Interesting details of Weiss Implementation of ES9018
The photos below shows the inside of the Weiss 202DAC. Notice that there is no local oscillator, the location/pads where the oscillator should be located is empty.
(photos taken from different sites in the internet. Japanese sites have the best pics)
I would suspect that the clock is provided by the audio interface chip (DICE chip) which derives its clock from its local oscillator as shown below
According to the specification of the DICE chip, the crystal frequency shall by 24.576MHz (section 126.96.36.199). This frequency multiplied by 4 results in a frequency of 98.304MHz. According to Enjoy the Music, this frequency is what is used to “drive” the ES9018 chip.
According to Russ White [link],
The best thing to do if you desired a synchronous clock is simply to supply one that is an exact multiple of the incoming bit clock. But if you do both 44.1khz and 48khz based multiples that is going to mean two master clocks. The way to do this is to use the same master clock that is actually used to generate the bit clock (by division). I have implemented this using my XMOS proto board. It works quite well, but you still want a fairly high speed clock.
Operating like this allows the DPLL to basically free wheel. It does not even have to try to maintain a lock. 🙂
This seems to imply that sample rates may be resampled to 192K (an even division of 24.576) and then sent to the DAC
People at diyaudio have been experimenting with synchronous clocking with great results. The other message here is that the forthcoming XMOS interface from TPA will allow this kind of synchronous clock interface which is favored by the likes of Weiss
C529 BATCH: SAME AS MY BUFFALO II 🙂
I think the batch number means week 52 of year 2009. Notice also the location of the Buffalo II DAC and compare to the Weiss implementation.
USE OF BUILT-IN FILTERS
I have been trying to access the programmable feature of the ESS DAC without any success. According to the review at Enjoy the Music,
1. About Filter A and B. These are stated to be “upsampling filters,” but no real detail is given in the manual. Are they similar to other manufacturers upsampling filters, i.e. one is for say 96kHz and the other for 192kHz Upsampling? Does this mean DAC202 cannot be set to bypass upsampling (44.1kHz native playback with oversampling only?).
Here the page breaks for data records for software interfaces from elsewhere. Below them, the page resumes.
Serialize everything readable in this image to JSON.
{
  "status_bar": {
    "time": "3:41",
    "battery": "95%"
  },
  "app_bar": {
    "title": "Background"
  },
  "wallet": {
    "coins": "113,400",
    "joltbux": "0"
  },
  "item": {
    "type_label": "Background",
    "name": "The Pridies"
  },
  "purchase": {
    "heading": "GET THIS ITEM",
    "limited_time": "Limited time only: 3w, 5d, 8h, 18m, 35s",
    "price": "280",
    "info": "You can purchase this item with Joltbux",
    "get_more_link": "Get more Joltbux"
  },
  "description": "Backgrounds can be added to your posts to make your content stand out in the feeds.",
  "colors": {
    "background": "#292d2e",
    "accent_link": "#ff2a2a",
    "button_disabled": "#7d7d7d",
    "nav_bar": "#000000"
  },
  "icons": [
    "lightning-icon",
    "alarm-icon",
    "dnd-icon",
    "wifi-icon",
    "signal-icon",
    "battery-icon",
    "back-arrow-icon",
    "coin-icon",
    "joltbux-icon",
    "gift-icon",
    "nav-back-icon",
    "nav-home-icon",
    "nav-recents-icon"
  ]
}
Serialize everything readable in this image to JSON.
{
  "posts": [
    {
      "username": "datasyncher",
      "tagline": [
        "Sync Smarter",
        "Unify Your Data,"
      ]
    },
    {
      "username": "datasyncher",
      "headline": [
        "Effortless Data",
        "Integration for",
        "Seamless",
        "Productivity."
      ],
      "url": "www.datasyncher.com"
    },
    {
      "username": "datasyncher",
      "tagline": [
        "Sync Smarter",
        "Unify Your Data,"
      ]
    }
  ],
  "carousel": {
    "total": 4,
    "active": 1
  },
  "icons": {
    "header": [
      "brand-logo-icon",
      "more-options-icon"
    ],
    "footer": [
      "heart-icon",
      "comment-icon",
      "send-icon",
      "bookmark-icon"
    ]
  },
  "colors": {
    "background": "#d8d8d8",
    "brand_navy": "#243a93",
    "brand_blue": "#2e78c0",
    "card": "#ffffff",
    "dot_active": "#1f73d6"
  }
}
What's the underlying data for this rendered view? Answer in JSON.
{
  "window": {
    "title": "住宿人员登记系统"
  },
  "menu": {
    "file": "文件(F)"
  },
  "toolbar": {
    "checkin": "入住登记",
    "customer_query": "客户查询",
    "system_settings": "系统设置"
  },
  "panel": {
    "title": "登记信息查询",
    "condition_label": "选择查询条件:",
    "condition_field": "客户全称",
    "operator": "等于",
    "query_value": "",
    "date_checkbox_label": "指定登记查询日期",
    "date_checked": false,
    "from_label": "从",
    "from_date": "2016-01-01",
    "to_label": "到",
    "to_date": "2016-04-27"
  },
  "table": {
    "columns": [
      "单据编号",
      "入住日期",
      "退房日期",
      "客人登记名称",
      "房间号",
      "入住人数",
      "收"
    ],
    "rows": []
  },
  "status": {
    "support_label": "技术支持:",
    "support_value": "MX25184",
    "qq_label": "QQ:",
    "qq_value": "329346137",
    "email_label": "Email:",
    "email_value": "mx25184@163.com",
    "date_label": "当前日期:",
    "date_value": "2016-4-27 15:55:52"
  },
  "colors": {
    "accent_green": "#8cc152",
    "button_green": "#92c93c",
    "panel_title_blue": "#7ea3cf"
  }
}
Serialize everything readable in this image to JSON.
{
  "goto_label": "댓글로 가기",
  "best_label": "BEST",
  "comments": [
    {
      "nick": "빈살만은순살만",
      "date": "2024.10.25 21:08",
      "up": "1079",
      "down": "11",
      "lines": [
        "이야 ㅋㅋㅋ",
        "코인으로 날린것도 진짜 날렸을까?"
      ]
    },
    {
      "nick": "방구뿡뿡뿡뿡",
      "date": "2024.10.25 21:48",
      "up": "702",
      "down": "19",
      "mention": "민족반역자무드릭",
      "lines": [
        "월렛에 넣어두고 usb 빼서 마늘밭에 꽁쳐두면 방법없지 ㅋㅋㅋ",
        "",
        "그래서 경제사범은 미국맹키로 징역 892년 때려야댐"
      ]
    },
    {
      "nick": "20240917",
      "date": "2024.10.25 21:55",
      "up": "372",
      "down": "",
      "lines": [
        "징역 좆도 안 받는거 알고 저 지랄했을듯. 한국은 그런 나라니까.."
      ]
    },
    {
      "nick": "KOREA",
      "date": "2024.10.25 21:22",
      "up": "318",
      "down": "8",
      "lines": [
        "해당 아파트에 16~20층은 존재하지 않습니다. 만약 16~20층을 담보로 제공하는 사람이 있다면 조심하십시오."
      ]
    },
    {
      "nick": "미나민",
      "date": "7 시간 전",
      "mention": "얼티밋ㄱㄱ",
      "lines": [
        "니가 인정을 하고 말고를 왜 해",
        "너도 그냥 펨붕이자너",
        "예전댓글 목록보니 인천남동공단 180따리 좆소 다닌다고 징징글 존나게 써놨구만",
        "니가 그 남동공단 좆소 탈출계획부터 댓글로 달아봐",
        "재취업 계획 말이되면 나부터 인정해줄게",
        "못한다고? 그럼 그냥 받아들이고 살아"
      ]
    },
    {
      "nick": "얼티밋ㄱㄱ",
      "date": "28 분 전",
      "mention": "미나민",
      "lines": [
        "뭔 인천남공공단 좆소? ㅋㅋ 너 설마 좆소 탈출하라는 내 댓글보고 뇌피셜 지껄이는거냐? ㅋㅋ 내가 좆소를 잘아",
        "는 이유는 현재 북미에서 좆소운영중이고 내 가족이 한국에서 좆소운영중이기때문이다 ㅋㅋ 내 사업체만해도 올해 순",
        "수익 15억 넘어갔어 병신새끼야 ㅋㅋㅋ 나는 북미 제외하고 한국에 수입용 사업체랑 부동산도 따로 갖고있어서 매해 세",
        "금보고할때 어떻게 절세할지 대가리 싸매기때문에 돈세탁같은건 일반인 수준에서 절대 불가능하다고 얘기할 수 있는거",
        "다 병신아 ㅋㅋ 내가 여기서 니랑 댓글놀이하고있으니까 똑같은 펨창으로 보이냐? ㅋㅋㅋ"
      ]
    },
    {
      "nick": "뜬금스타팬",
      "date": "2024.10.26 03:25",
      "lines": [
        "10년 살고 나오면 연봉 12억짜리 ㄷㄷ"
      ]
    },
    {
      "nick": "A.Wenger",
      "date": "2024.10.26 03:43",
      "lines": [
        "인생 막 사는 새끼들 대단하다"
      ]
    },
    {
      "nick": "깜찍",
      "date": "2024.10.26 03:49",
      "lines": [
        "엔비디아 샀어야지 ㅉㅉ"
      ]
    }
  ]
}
Answer: The A and B filters are the ones used in the ES9018 DAC chip, i.e. the “factory presets” so to speak. In the ES9018 all input signals (independent of their sampling rate) are upsampled to about 1.5MHz. The B filter has a softer transition band than the A filter. We plan to add more filters to those two.
This leads me to think that even industry-leading edge people like ESS have not been able to use the programmable filter feature of the DAC. Weiss does say that they “plan to add more filters”, but right now it seems that feature is not available.
In any case, Stereophile published the response of the two built-in filters (left is the sharp filter)
WHY SO MANY RELAYS?
The relays are Panasonic TN relays.
The DAC202 has four selectable coarse analog settings and provide 1.06, 2.12, 4.15, and 8.15v at the analog outputs. These are related to the gain resistors at the output stage. The relays are there to select the appropriate resistor for the desired gain. In addition, there may be relays selecting the appropriate input pins for I2S and SPDIF (although you could permanently wire and switch between I2S and 3 other SPDIF inputs just by programming the registers in the DAC chip as detailed here [link])